Narvasa, on his first season as the league’s ninth commissioner, is in Tokyo with members of the PBA board of governors, led by chairman Robert Non of San Miguel Beer, on a scheduled out-of-town trip and is expected to return Saturday night.

The meeting could take place as early as Monday or Tuesday before SBP’s weekly ManCom meeting at its Philsports headquarters in Pasig.

Most likely to represent SBP are executive director Sonny Barrios and deputy executive directors Bernie Atienza (national affairs) and Butch Antonio (international affairs). SBP vice president Al Panlilio could also be present.

Based on concerns expressed by a number of PBA governors on the likelihood of a shallow Rookie Draft in October should top amateurs like Kiefer Ravena, Mac Belo and Kevin Ferrer agree to hold off on turning pro to become part of the Gilas cadets pool, the talks could center on how long the deferment would be and what role the PBA would play in the future in the modified FIBA setup.

With the International Basketball Federation (FIBA) revising its calendar starting next year by setting up six different “windows” or qualifiers from which to choose countries for the World Cup and the Olympics, the SBP will most certainly encounter problems in putting up a competitive team made up of pros since the FIBA’s home-and-away schedule would run in conflict with the PBA calendar.

The Gilas cadets program, launched by former national coach Rajko Toroman five years ago, is the preset answer to the dilemma, with SBP, under its president Manny V. Pangilinan, putting together, funding and training a pool of young talent, patterned loosely after the Northern Consolidated program in the ‘80s, for immediate activation to international competition.

“We have at least 14 names for the Gilas cadets,” Pangilinan told InterAksyon.com recently. “We’ve spoken to all of them.

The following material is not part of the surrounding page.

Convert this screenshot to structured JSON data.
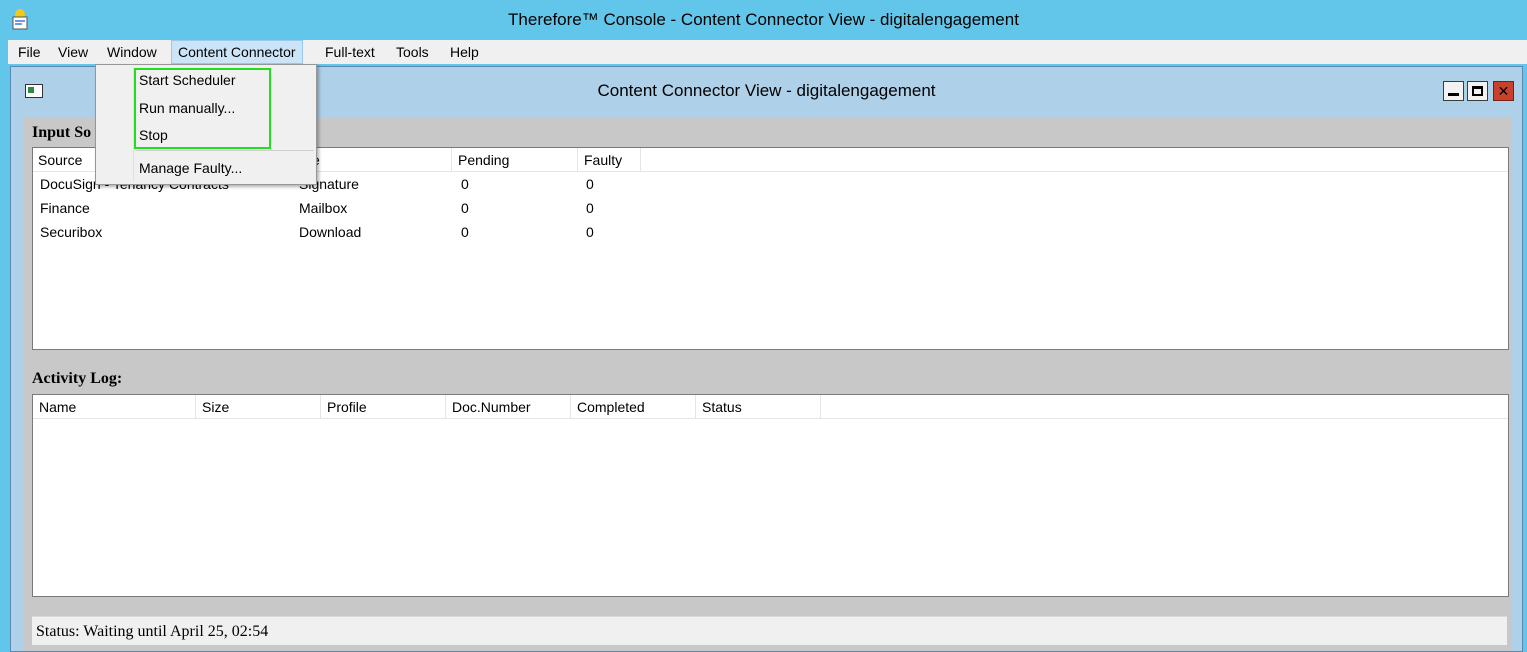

All of them have consented. So we’re finalizing the documentation for them.”

Gilas Pilipinas is seeking to return to the global stage via the 2019 FIBA World Cup in China after getting a taste of world class competition in Seville, Spain two years ago.

If implemented as envisioned, the Gilas Pilipinas Cadets will roll off the assembly plant in next year’s FIBA Asia Championship, the last such tournament to be held before it is merged with FIBA Oceania to include Australia and New Zealand starting in 2021 as part of FIBA’s reformatted calendar.